Could you reproduce all the entries under this sentence exactly, leaving the images aside?

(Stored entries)
^^^^

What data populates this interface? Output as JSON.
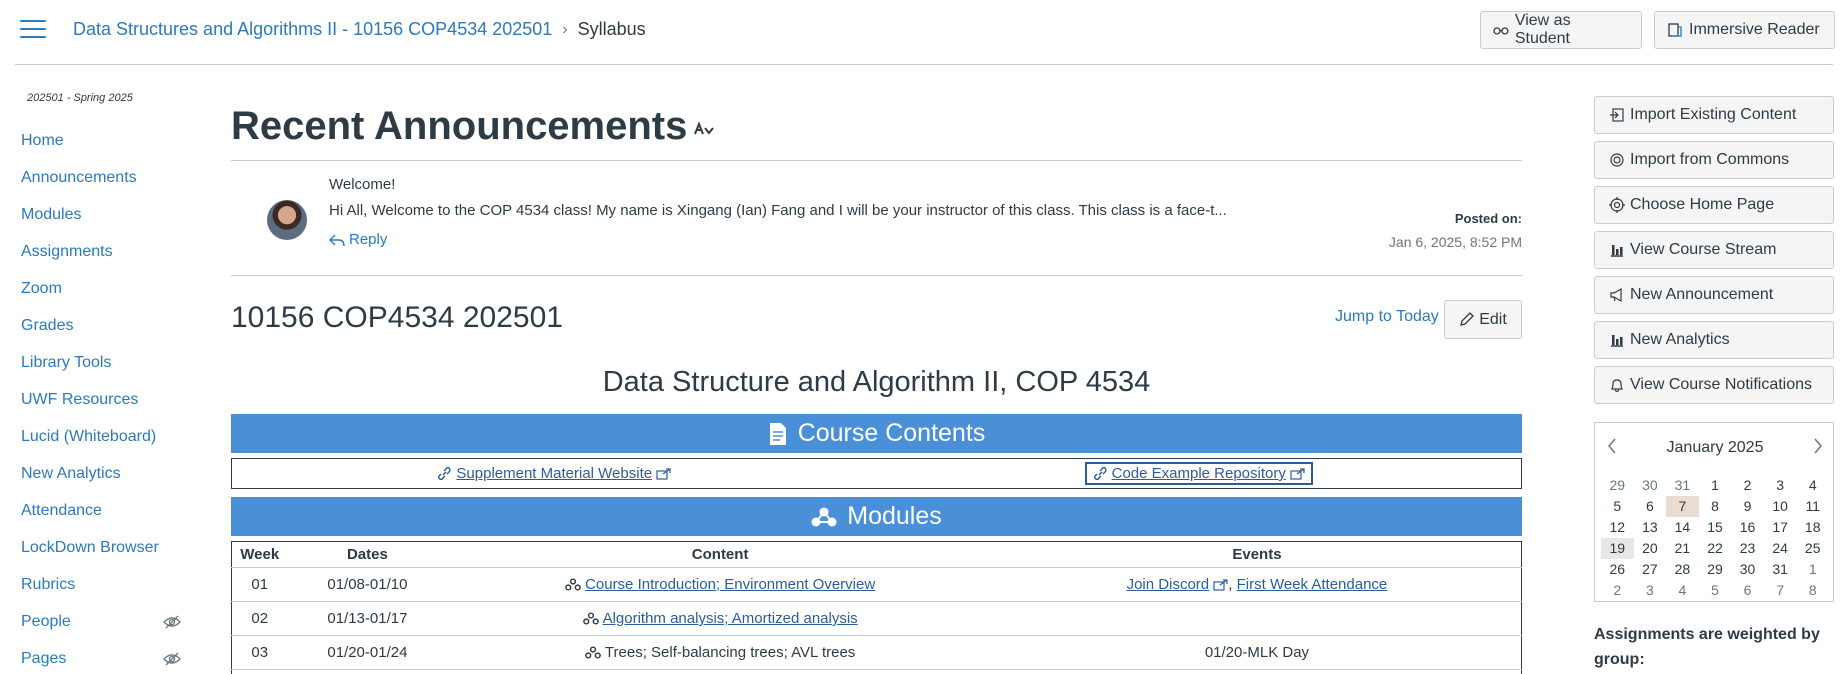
{
  "header": {
    "course_name": "Data Structures and Algorithms II - 10156 COP4534 202501",
    "breadcrumb_sep": "›",
    "current_page": "Syllabus",
    "view_as_student": "View as Student",
    "immersive_reader": "Immersive Reader"
  },
  "sidebar": {
    "term": "202501 - Spring 2025",
    "items": [
      {
        "label": "Home"
      },
      {
        "label": "Announcements"
      },
      {
        "label": "Modules"
      },
      {
        "label": "Assignments"
      },
      {
        "label": "Zoom"
      },
      {
        "label": "Grades"
      },
      {
        "label": "Library Tools"
      },
      {
        "label": "UWF Resources"
      },
      {
        "label": "Lucid (Whiteboard)"
      },
      {
        "label": "New Analytics"
      },
      {
        "label": "Attendance"
      },
      {
        "label": "LockDown Browser"
      },
      {
        "label": "Rubrics"
      },
      {
        "label": "People",
        "hidden_icon": "eye-slash-icon"
      },
      {
        "label": "Pages",
        "hidden_icon": "eye-slash-icon"
      }
    ]
  },
  "announcements": {
    "title": "Recent Announcements",
    "item": {
      "subject": "Welcome!",
      "body": "Hi All,  Welcome to the COP 4534 class! My name is Xingang (Ian) Fang and I will be your instructor of this class.  This class is a face-t...",
      "reply": "Reply",
      "posted_label": "Posted on:",
      "posted_date": "Jan 6, 2025, 8:52 PM"
    }
  },
  "syllabus": {
    "course_code": "10156 COP4534 202501",
    "jump_to_today": "Jump to Today",
    "edit": "Edit",
    "title": "Data Structure and Algorithm II, COP 4534",
    "contents_band": "Course Contents",
    "links": [
      {
        "label": "Supplement Material Website"
      },
      {
        "label": "Code Example Repository"
      }
    ],
    "modules_band": "Modules",
    "table": {
      "headers": [
        "Week",
        "Dates",
        "Content",
        "Events"
      ],
      "rows": [
        {
          "week": "01",
          "dates": "01/08-01/10",
          "content": "Course Introduction; Environment Overview",
          "content_link": true,
          "events": [
            {
              "label": "Join Discord",
              "link": true
            },
            {
              "label": "First Week Attendance",
              "link": true
            }
          ]
        },
        {
          "week": "02",
          "dates": "01/13-01/17",
          "content": "Algorithm analysis; Amortized analysis",
          "content_link": true,
          "events": []
        },
        {
          "week": "03",
          "dates": "01/20-01/24",
          "content": "Trees; Self-balancing trees; AVL trees",
          "content_link": false,
          "events": [
            {
              "label": "01/20-MLK Day",
              "link": false
            }
          ]
        }
      ]
    }
  },
  "right_sidebar": {
    "buttons": [
      {
        "label": "Import Existing Content",
        "icon": "import-icon"
      },
      {
        "label": "Import from Commons",
        "icon": "commons-icon"
      },
      {
        "label": "Choose Home Page",
        "icon": "target-icon"
      },
      {
        "label": "View Course Stream",
        "icon": "bar-chart-icon"
      },
      {
        "label": "New Announcement",
        "icon": "megaphone-icon"
      },
      {
        "label": "New Analytics",
        "icon": "bar-chart-icon"
      },
      {
        "label": "View Course Notifications",
        "icon": "bell-icon"
      }
    ],
    "calendar": {
      "month": "January 2025",
      "days": [
        [
          "29",
          "30",
          "31",
          "1",
          "2",
          "3",
          "4"
        ],
        [
          "5",
          "6",
          "7",
          "8",
          "9",
          "10",
          "11"
        ],
        [
          "12",
          "13",
          "14",
          "15",
          "16",
          "17",
          "18"
        ],
        [
          "19",
          "20",
          "21",
          "22",
          "23",
          "24",
          "25"
        ],
        [
          "26",
          "27",
          "28",
          "29",
          "30",
          "31",
          "1"
        ],
        [
          "2",
          "3",
          "4",
          "5",
          "6",
          "7",
          "8"
        ]
      ]
    },
    "weights_heading": "Assignments are weighted by group:"
  },
  "colors": {
    "link": "#2b7abc",
    "band": "#4a90d9",
    "text": "#2d3b45"
  }
}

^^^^

**SOLUTION BELOW:**
What data populates this interface? Output as JSON.
{
  "header": {
    "course_name": "Data Structures and Algorithms II - 10156 COP4534 202501",
    "breadcrumb_sep": "›",
    "current_page": "Syllabus",
    "view_as_student": "View as Student",
    "immersive_reader": "Immersive Reader"
  },
  "sidebar": {
    "term": "202501 - Spring 2025",
    "items": [
      {
        "label": "Home"
      },
      {
        "label": "Announcements"
      },
      {
        "label": "Modules"
      },
      {
        "label": "Assignments"
      },
      {
        "label": "Zoom"
      },
      {
        "label": "Grades"
      },
      {
        "label": "Library Tools"
      },
      {
        "label": "UWF Resources"
      },
      {
        "label": "Lucid (Whiteboard)"
      },
      {
        "label": "New Analytics"
      },
      {
        "label": "Attendance"
      },
      {
        "label": "LockDown Browser"
      },
      {
        "label": "Rubrics"
      },
      {
        "label": "People",
        "hidden_icon": "eye-slash-icon"
      },
      {
        "label": "Pages",
        "hidden_icon": "eye-slash-icon"
      }
    ]
  },
  "announcements": {
    "title": "Recent Announcements",
    "item": {
      "subject": "Welcome!",
      "body": "Hi All,  Welcome to the COP 4534 class! My name is Xingang (Ian) Fang and I will be your instructor of this class.  This class is a face-t...",
      "reply": "Reply",
      "posted_label": "Posted on:",
      "posted_date": "Jan 6, 2025, 8:52 PM"
    }
  },
  "syllabus": {
    "course_code": "10156 COP4534 202501",
    "jump_to_today": "Jump to Today",
    "edit": "Edit",
    "title": "Data Structure and Algorithm II, COP 4534",
    "contents_band": "Course Contents",
    "links": [
      {
        "label": "Supplement Material Website"
      },
      {
        "label": "Code Example Repository"
      }
    ],
    "modules_band": "Modules",
    "table": {
      "headers": [
        "Week",
        "Dates",
        "Content",
        "Events"
      ],
      "rows": [
        {
          "week": "01",
          "dates": "01/08-01/10",
          "content": "Course Introduction; Environment Overview",
          "content_link": true,
          "events": [
            {
              "label": "Join Discord",
              "link": true
            },
            {
              "label": "First Week Attendance",
              "link": true
            }
          ]
        },
        {
          "week": "02",
          "dates": "01/13-01/17",
          "content": "Algorithm analysis; Amortized analysis",
          "content_link": true,
          "events": []
        },
        {
          "week": "03",
          "dates": "01/20-01/24",
          "content": "Trees; Self-balancing trees; AVL trees",
          "content_link": false,
          "events": [
            {
              "label": "01/20-MLK Day",
              "link": false
            }
          ]
        }
      ]
    }
  },
  "right_sidebar": {
    "buttons": [
      {
        "label": "Import Existing Content",
        "icon": "import-icon"
      },
      {
        "label": "Import from Commons",
        "icon": "commons-icon"
      },
      {
        "label": "Choose Home Page",
        "icon": "target-icon"
      },
      {
        "label": "View Course Stream",
        "icon": "bar-chart-icon"
      },
      {
        "label": "New Announcement",
        "icon": "megaphone-icon"
      },
      {
        "label": "New Analytics",
        "icon": "bar-chart-icon"
      },
      {
        "label": "View Course Notifications",
        "icon": "bell-icon"
      }
    ],
    "calendar": {
      "month": "January 2025",
      "days": [
        [
          "29",
          "30",
          "31",
          "1",
          "2",
          "3",
          "4"
        ],
        [
          "5",
          "6",
          "7",
          "8",
          "9",
          "10",
          "11"
        ],
        [
          "12",
          "13",
          "14",
          "15",
          "16",
          "17",
          "18"
        ],
        [
          "19",
          "20",
          "21",
          "22",
          "23",
          "24",
          "25"
        ],
        [
          "26",
          "27",
          "28",
          "29",
          "30",
          "31",
          "1"
        ],
        [
          "2",
          "3",
          "4",
          "5",
          "6",
          "7",
          "8"
        ]
      ]
    },
    "weights_heading": "Assignments are weighted by group:"
  },
  "colors": {
    "link": "#2b7abc",
    "band": "#4a90d9",
    "text": "#2d3b45"
  }
}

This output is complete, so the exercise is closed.